Wacharaphan Tanaprakob

ASIAN ECONOMIES have evidently bounced back from the global recession. However, on the back of strong growth, inflationary pressure has been rising in many countries, shifting the balance of risk from growth to inflation.

Inflation in China has reached 4.9 per cent, the highest level since August 2008. Inflation in India, Indonesia, South Korea, Singapore and Thailand has climbed at a faster rate than normal. Most of the recent rise in prices is attributable to soaring commodities, especially food and oil prices. The Food and Agriculture Organisation's (FAO) food price index has exceeded the level seen during the world food crisis in 2008, and recorded a new high.

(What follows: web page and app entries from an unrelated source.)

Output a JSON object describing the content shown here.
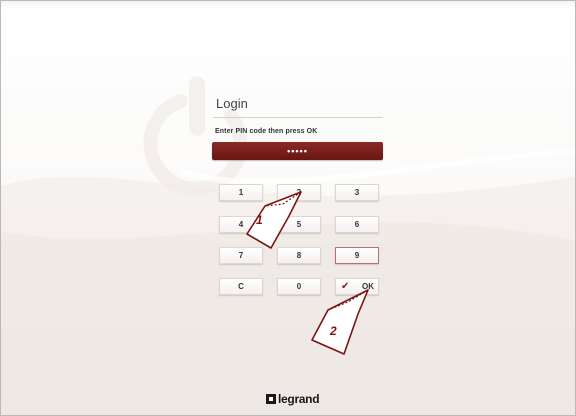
{
  "login": {
    "title": "Login",
    "instruction": "Enter PIN code then press OK",
    "pin_value": "•••••"
  },
  "keypad": {
    "keys": [
      "1",
      "2",
      "3",
      "4",
      "5",
      "6",
      "7",
      "8",
      "9",
      "C",
      "0",
      "OK"
    ]
  },
  "callouts": {
    "step1": "1",
    "step2": "2"
  },
  "brand": {
    "name": "legrand"
  },
  "colors": {
    "accent": "#7a1a17",
    "background": "#f6f2f0"
  }
}
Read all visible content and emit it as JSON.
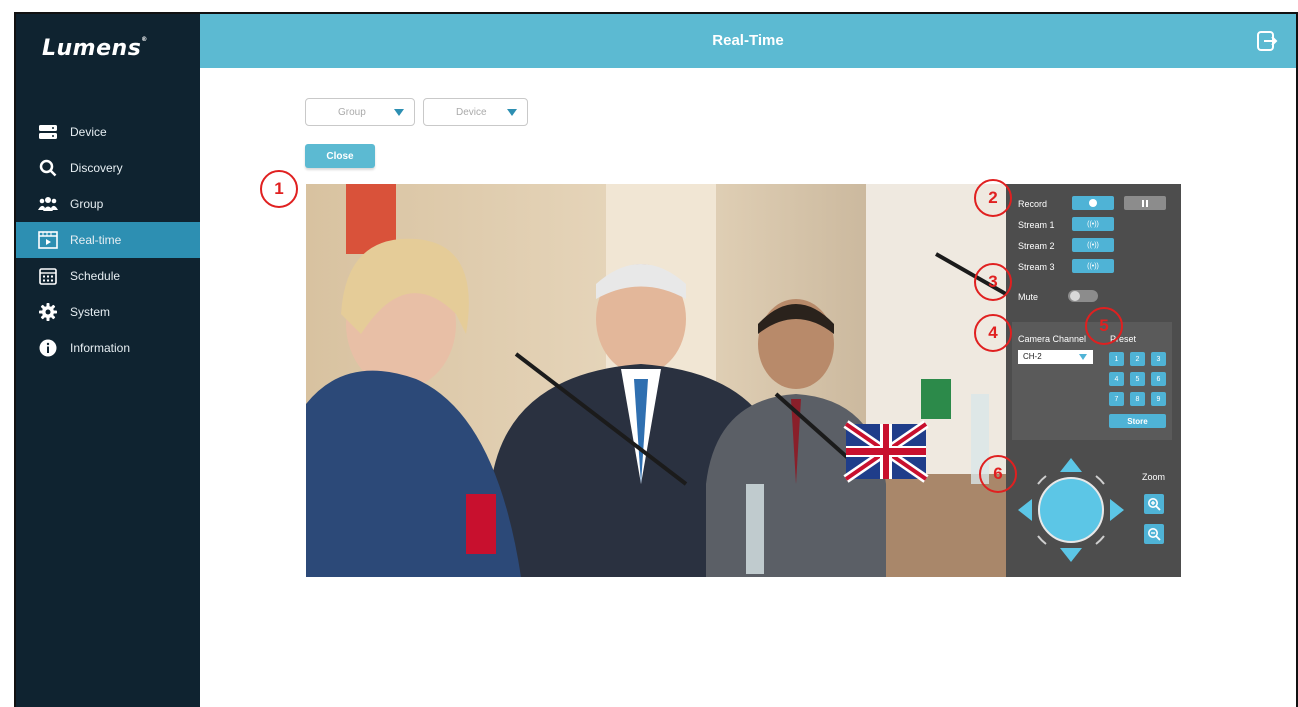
{
  "app": {
    "logo": "Lumens",
    "title": "Real-Time"
  },
  "sidebar": {
    "items": [
      {
        "label": "Device",
        "icon": "server-icon",
        "active": false
      },
      {
        "label": "Discovery",
        "icon": "search-icon",
        "active": false
      },
      {
        "label": "Group",
        "icon": "users-icon",
        "active": false
      },
      {
        "label": "Real-time",
        "icon": "video-icon",
        "active": true
      },
      {
        "label": "Schedule",
        "icon": "calendar-icon",
        "active": false
      },
      {
        "label": "System",
        "icon": "gear-icon",
        "active": false
      },
      {
        "label": "Information",
        "icon": "info-icon",
        "active": false
      }
    ]
  },
  "filters": {
    "group_placeholder": "Group",
    "device_placeholder": "Device"
  },
  "actions": {
    "close_label": "Close"
  },
  "panel": {
    "record_label": "Record",
    "stream1_label": "Stream 1",
    "stream2_label": "Stream 2",
    "stream3_label": "Stream 3",
    "stream_icon": "((•))",
    "mute_label": "Mute",
    "camera_channel_label": "Camera Channel",
    "camera_channel_value": "CH-2",
    "preset_label": "Preset",
    "presets": [
      "1",
      "2",
      "3",
      "4",
      "5",
      "6",
      "7",
      "8",
      "9"
    ],
    "store_label": "Store",
    "zoom_label": "Zoom"
  },
  "callouts": [
    "1",
    "2",
    "3",
    "4",
    "5",
    "6"
  ],
  "colors": {
    "sidebar": "#0f2330",
    "accent": "#5cbad2",
    "active": "#2d8fb2",
    "panel": "#4d4d4d",
    "callout": "#e02020"
  }
}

This prompted the latest meeting by the Group of 20 nations to make the issue of food security its top priority for 2011.

Accelerating food prices have been a result of supply shock due to unusual weather conditions in 2010 and fast growing demand from emerging markets.

Although food prices are expected to moderate in the second half of this year, the current historically high level has already pushed many people into poverty.

Street rallies in Delhi have become more common as a result of skyrocketing and volatile food prices.

In addition to soaring food prices, oil prices have increased since December 2010 and will likely rise further depending on how far the unrest in the Middle East spreads, hence hitting global oil production.

In response, governments in many Asian countries have started to adopt various measures to slow the pace of inflation, ranging from delaying plans to reduce oil price subsidies in Malaysia and Indonesia, offering rebates and tax cuts in Singapore, and providing subsidies on electricity bills in Hong Kong and Thailand.

Why do we have to be highly vigilant on food and oil price developments?

The main reason lies in the fact that the majority of people spend a big chunk of their income to fill their plates and gas tanks as food and energy account for as much as 40 per cent of the consumption basket in Asia.

The eminent risks are that rising commodity prices can pass through to prices of other products.

Initially, the rise in commodity prices will lead to an increase in raw material costs, causing output costs to go up followed by retail prices. When consumers have to bear higher costs of living, they will demand higher paychecks and expect prices to rise even further.
The rise in labour costs will push companies to augment retail prices again. On top of that, the main concern in Asia is that the process will possibly be swift because several Asian econo-mies are currently growing at a level close to full capacity. Besides, in some countries including Thailand, continued expansionary fiscal policy can also put additional pressure on inflation.

That said, it is crucial for Asian monetary authorities to harness elevating inflation before the situation becomes more difficult to keep in check.

The opinions expressed in this article are the author’s own and do not necessarily reflect the official opinion of the Bank of Thailand.